> _Aim of the task_: For every line in the data below that contains "CLÁSICOS", copy the line.

++++++++++

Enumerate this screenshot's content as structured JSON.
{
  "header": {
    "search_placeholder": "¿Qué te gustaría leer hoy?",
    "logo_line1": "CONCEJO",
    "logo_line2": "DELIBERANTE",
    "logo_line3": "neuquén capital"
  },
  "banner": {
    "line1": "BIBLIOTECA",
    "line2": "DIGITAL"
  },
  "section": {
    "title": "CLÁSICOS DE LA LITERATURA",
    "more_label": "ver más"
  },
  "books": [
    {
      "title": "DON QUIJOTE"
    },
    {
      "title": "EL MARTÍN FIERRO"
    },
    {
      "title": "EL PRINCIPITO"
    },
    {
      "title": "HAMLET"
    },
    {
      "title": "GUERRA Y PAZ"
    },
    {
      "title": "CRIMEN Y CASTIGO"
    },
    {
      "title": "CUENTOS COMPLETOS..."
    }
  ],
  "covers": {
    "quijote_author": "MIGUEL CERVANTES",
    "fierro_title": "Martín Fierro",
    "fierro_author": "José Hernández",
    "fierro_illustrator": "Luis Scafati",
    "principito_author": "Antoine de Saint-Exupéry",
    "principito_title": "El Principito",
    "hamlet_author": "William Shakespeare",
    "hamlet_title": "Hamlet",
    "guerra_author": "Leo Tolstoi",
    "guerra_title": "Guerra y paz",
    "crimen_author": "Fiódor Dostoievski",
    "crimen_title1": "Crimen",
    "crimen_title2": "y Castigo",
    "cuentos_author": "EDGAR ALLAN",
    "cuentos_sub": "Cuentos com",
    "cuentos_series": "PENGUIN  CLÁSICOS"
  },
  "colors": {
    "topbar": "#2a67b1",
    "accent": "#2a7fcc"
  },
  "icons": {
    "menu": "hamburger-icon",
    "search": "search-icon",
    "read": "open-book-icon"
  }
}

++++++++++

> _Reply_:
    "title": "CLÁSICOS DE LA LITERATURA",
    "cuentos_series": "PENGUIN  CLÁSICOS"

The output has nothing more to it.